Dataset rows for apps and sites:
*** Begin section ***

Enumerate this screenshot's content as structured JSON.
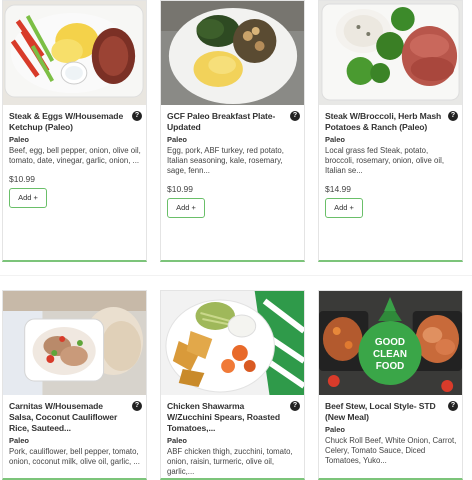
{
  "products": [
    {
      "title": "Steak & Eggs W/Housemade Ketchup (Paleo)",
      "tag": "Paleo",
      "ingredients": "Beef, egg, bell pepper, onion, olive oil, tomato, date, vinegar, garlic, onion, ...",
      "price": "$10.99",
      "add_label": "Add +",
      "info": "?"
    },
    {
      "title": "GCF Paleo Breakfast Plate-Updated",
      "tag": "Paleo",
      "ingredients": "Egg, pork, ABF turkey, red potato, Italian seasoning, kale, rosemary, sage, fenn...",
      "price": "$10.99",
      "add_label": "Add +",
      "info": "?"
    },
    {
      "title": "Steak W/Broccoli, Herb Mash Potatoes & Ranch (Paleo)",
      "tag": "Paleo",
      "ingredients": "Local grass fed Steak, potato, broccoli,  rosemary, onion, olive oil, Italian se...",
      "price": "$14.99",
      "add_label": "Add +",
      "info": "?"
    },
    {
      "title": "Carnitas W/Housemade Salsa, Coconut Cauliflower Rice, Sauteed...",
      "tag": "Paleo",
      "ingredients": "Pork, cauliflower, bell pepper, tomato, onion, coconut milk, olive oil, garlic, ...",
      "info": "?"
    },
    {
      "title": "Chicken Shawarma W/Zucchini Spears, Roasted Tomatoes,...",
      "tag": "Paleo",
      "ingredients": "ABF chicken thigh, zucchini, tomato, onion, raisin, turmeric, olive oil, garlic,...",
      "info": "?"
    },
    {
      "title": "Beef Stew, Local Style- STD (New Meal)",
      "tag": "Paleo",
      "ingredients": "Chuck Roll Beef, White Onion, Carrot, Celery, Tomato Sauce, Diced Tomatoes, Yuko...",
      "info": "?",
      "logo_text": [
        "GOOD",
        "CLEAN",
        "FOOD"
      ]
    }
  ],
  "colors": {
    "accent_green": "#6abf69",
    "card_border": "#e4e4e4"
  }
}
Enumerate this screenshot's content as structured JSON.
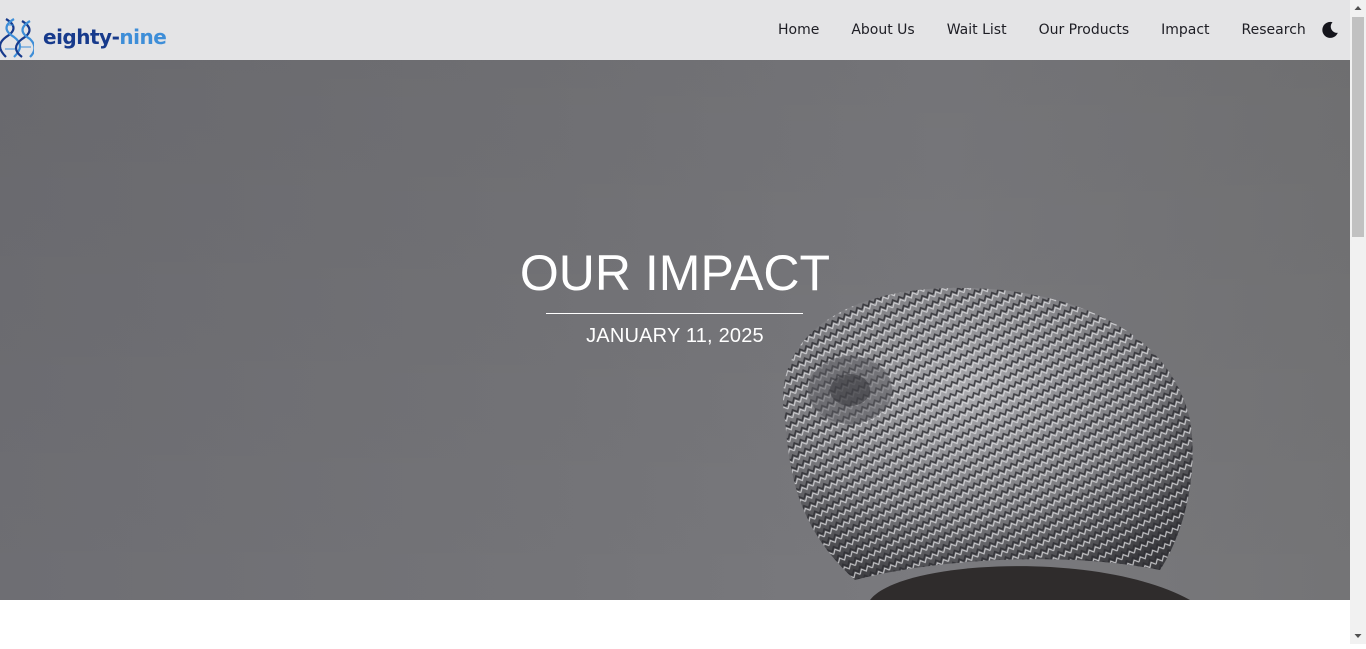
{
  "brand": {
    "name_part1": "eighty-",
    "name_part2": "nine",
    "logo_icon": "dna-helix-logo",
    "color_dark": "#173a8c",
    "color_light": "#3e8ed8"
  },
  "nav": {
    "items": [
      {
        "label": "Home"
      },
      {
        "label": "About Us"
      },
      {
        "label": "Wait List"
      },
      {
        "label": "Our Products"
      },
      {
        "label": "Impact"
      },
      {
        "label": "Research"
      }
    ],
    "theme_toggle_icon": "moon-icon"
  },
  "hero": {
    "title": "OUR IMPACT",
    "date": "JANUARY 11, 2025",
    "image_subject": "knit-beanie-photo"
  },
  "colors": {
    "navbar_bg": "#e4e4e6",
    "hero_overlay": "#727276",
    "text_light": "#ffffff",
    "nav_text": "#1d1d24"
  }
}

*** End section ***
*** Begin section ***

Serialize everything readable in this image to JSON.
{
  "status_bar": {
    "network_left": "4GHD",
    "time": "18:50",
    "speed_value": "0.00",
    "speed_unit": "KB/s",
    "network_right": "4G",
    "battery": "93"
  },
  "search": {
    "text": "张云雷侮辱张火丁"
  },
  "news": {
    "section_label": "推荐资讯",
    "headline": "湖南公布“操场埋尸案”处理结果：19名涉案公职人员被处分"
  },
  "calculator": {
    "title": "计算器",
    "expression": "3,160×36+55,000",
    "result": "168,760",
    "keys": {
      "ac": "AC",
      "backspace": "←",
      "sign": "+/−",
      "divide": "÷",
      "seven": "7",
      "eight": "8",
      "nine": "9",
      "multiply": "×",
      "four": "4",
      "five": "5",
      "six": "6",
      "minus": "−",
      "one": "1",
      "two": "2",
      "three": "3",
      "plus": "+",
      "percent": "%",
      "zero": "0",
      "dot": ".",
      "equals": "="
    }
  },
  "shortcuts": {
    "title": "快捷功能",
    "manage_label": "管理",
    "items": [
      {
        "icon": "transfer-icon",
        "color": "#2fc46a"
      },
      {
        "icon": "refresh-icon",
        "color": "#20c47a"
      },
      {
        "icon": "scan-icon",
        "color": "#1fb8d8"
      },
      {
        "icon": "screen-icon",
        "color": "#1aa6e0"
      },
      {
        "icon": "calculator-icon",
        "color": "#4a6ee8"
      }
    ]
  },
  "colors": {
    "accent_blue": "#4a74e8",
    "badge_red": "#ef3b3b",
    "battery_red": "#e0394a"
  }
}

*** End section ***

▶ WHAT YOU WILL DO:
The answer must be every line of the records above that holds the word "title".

▶ EXERCISE ANSWER:
      "title": "Steak & Eggs W/Housemade Ketchup (Paleo)",
      "title": "GCF Paleo Breakfast Plate-Updated",
      "title": "Steak W/Broccoli, Herb Mash Potatoes & Ranch (Paleo)",
      "title": "Carnitas W/Housemade Salsa, Coconut Cauliflower Rice, Sauteed...",
      "title": "Chicken Shawarma W/Zucchini Spears, Roasted Tomatoes,...",
      "title": "Beef Stew, Local Style- STD (New Meal)",
    "title": "OUR IMPACT",
    "title": "计算器",
    "title": "快捷功能",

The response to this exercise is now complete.